(Data about app and page elements)
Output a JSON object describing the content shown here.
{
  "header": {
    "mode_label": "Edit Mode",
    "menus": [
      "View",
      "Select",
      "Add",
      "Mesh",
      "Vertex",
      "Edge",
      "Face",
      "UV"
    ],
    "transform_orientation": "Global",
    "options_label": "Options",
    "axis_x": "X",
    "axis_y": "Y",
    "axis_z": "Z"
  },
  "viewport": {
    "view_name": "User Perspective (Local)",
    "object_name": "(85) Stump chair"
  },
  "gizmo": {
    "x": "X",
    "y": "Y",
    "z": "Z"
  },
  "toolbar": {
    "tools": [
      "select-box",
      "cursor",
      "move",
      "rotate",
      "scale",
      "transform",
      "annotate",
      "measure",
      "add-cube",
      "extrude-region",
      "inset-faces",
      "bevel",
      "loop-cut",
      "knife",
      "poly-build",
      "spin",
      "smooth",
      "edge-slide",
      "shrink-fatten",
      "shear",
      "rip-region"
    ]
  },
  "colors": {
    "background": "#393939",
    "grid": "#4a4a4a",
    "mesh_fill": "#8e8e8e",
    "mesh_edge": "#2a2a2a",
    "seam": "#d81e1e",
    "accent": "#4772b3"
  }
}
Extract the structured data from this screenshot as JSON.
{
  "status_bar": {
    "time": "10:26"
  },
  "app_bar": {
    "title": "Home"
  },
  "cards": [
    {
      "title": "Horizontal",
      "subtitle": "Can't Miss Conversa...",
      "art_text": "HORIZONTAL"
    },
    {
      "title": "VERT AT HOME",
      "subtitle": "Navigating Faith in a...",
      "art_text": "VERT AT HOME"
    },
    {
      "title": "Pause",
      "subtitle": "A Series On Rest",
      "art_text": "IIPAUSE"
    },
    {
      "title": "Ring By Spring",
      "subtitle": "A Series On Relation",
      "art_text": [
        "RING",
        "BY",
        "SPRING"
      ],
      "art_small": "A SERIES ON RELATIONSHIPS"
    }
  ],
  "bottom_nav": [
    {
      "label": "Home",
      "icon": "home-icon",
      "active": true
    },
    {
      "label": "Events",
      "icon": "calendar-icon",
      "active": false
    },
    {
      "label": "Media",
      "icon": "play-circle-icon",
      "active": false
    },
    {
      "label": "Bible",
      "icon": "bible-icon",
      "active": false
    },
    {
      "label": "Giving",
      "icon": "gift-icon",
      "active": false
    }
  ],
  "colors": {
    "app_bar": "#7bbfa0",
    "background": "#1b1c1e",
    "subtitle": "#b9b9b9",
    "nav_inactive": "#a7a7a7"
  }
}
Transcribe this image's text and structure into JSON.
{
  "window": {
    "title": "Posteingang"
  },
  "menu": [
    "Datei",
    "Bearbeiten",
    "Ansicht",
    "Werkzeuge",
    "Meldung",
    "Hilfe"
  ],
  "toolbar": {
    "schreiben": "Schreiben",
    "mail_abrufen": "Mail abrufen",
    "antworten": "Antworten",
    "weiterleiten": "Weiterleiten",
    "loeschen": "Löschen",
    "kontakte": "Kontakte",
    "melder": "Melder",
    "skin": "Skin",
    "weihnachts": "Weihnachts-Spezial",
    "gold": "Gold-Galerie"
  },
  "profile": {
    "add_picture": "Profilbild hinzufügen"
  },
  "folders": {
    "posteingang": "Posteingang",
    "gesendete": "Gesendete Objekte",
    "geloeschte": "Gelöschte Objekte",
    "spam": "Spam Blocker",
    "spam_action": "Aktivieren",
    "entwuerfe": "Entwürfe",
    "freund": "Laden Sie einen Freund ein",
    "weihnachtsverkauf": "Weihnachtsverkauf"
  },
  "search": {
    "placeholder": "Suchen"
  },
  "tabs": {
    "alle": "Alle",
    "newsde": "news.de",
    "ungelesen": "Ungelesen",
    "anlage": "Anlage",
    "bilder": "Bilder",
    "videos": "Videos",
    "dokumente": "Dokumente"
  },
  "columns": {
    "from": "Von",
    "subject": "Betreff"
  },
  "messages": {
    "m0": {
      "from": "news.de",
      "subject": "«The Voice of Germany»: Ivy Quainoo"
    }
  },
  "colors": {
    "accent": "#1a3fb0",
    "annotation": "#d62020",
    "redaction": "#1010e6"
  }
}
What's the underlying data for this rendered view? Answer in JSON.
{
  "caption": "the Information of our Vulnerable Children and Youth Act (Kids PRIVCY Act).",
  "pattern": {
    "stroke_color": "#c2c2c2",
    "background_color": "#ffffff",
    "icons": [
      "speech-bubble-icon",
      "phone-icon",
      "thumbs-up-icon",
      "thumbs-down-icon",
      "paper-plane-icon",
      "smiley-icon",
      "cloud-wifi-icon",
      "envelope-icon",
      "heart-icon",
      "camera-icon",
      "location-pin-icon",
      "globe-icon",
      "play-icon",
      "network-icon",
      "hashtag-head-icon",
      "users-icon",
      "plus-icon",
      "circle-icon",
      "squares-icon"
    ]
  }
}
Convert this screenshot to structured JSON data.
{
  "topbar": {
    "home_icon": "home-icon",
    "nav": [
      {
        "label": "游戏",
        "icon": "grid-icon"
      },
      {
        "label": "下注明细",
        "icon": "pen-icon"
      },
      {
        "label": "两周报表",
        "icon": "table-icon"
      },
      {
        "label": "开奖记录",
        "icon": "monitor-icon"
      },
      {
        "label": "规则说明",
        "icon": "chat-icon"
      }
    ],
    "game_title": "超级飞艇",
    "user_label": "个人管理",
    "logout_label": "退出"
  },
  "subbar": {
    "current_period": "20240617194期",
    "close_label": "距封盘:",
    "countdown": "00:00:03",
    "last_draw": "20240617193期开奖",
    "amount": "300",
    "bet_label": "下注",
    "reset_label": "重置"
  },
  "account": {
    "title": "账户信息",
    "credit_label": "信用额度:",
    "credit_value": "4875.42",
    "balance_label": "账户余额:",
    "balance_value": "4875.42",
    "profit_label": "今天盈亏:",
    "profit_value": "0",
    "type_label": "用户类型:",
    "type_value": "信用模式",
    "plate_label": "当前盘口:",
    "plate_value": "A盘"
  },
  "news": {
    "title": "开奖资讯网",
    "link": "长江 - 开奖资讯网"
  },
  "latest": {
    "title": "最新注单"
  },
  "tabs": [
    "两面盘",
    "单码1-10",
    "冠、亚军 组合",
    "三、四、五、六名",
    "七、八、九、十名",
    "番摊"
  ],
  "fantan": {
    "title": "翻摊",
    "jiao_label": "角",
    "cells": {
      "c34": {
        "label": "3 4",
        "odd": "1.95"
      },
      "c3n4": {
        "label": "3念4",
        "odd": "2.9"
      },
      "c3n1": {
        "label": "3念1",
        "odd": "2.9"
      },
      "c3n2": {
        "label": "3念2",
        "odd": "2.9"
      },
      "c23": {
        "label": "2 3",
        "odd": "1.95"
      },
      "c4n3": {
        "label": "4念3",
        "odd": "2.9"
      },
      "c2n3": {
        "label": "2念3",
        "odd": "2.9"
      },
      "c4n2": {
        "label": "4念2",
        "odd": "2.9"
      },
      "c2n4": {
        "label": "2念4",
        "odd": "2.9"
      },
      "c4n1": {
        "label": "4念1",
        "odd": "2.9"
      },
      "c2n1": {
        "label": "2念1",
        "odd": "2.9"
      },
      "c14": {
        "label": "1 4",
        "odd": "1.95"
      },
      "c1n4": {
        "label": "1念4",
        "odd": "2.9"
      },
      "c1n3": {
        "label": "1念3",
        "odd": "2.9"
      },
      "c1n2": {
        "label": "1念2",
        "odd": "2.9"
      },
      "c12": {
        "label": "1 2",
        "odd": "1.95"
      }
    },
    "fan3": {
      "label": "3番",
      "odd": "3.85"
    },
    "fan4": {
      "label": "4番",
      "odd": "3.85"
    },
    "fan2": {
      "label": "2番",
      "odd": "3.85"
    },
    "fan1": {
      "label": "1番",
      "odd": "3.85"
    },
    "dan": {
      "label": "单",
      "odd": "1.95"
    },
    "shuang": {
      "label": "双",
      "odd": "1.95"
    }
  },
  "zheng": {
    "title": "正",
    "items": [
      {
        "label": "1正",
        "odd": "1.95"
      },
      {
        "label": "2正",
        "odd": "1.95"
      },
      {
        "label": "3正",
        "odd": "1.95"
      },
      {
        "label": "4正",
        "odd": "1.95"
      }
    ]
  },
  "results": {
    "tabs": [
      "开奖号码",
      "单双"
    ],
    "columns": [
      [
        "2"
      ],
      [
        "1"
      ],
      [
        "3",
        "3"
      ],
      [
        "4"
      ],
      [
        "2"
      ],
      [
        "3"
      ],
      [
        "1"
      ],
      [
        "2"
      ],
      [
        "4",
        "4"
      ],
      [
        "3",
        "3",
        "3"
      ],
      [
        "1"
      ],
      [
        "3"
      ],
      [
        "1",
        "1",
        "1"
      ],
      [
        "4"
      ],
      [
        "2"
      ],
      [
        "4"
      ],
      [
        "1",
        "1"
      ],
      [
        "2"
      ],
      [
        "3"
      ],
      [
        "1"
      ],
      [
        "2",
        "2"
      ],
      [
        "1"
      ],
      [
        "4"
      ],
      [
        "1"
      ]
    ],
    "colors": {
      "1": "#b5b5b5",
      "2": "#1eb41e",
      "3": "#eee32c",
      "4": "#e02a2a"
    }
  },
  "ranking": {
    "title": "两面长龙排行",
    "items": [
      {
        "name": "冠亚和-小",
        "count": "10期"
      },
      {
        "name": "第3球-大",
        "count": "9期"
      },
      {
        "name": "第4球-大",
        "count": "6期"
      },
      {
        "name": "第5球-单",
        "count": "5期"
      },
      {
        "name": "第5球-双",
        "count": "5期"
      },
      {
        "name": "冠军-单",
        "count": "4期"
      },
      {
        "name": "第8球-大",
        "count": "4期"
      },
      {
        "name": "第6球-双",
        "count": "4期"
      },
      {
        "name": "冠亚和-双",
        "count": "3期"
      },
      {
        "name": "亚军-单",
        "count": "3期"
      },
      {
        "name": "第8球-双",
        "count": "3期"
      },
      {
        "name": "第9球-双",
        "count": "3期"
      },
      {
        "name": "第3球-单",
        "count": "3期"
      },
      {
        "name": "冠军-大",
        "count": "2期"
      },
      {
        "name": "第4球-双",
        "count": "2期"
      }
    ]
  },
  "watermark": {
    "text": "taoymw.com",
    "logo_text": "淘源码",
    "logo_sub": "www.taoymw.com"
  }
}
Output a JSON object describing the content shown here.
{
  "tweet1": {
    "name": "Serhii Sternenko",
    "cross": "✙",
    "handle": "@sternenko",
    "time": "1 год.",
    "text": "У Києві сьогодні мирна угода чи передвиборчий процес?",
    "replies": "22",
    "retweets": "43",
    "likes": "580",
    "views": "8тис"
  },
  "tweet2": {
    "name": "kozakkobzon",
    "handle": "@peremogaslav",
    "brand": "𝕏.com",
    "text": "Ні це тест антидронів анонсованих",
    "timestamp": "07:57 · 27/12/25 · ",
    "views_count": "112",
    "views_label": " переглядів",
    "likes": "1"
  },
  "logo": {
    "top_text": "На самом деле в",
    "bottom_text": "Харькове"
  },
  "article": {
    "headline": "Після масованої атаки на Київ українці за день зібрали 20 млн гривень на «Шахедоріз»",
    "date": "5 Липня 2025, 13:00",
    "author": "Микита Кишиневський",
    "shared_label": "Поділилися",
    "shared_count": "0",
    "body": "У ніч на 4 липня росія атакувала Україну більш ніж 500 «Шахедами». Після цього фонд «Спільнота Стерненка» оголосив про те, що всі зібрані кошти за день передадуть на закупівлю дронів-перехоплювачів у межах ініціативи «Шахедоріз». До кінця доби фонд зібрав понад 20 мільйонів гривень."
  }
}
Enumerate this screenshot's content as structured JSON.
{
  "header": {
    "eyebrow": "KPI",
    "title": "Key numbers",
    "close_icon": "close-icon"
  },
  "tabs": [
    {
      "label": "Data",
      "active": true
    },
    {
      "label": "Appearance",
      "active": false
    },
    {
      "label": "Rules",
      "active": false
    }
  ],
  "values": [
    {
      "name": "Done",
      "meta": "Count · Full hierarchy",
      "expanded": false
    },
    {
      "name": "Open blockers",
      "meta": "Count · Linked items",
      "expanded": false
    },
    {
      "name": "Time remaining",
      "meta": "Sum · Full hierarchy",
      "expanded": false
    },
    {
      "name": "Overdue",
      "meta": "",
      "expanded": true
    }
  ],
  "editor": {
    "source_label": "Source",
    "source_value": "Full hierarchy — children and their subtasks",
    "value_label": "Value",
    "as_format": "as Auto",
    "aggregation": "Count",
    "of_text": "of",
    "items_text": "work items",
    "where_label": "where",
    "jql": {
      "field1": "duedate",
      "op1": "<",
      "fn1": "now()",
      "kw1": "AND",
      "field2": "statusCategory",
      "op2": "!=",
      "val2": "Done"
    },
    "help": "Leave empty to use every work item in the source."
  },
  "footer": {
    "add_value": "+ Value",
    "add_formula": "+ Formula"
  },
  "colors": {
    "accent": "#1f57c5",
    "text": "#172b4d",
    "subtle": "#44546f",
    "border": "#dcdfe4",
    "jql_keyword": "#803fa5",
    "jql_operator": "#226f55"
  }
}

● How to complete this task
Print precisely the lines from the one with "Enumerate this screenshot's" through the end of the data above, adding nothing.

● Solution
Enumerate this screenshot's content as structured JSON.
{
  "header": {
    "eyebrow": "KPI",
    "title": "Key numbers",
    "close_icon": "close-icon"
  },
  "tabs": [
    {
      "label": "Data",
      "active": true
    },
    {
      "label": "Appearance",
      "active": false
    },
    {
      "label": "Rules",
      "active": false
    }
  ],
  "values": [
    {
      "name": "Done",
      "meta": "Count · Full hierarchy",
      "expanded": false
    },
    {
      "name": "Open blockers",
      "meta": "Count · Linked items",
      "expanded": false
    },
    {
      "name": "Time remaining",
      "meta": "Sum · Full hierarchy",
      "expanded": false
    },
    {
      "name": "Overdue",
      "meta": "",
      "expanded": true
    }
  ],
  "editor": {
    "source_label": "Source",
    "source_value": "Full hierarchy — children and their subtasks",
    "value_label": "Value",
    "as_format": "as Auto",
    "aggregation": "Count",
    "of_text": "of",
    "items_text": "work items",
    "where_label": "where",
    "jql": {
      "field1": "duedate",
      "op1": "<",
      "fn1": "now()",
      "kw1": "AND",
      "field2": "statusCategory",
      "op2": "!=",
      "val2": "Done"
    },
    "help": "Leave empty to use every work item in the source."
  },
  "footer": {
    "add_value": "+ Value",
    "add_formula": "+ Formula"
  },
  "colors": {
    "accent": "#1f57c5",
    "text": "#172b4d",
    "subtle": "#44546f",
    "border": "#dcdfe4",
    "jql_keyword": "#803fa5",
    "jql_operator": "#226f55"
  }
}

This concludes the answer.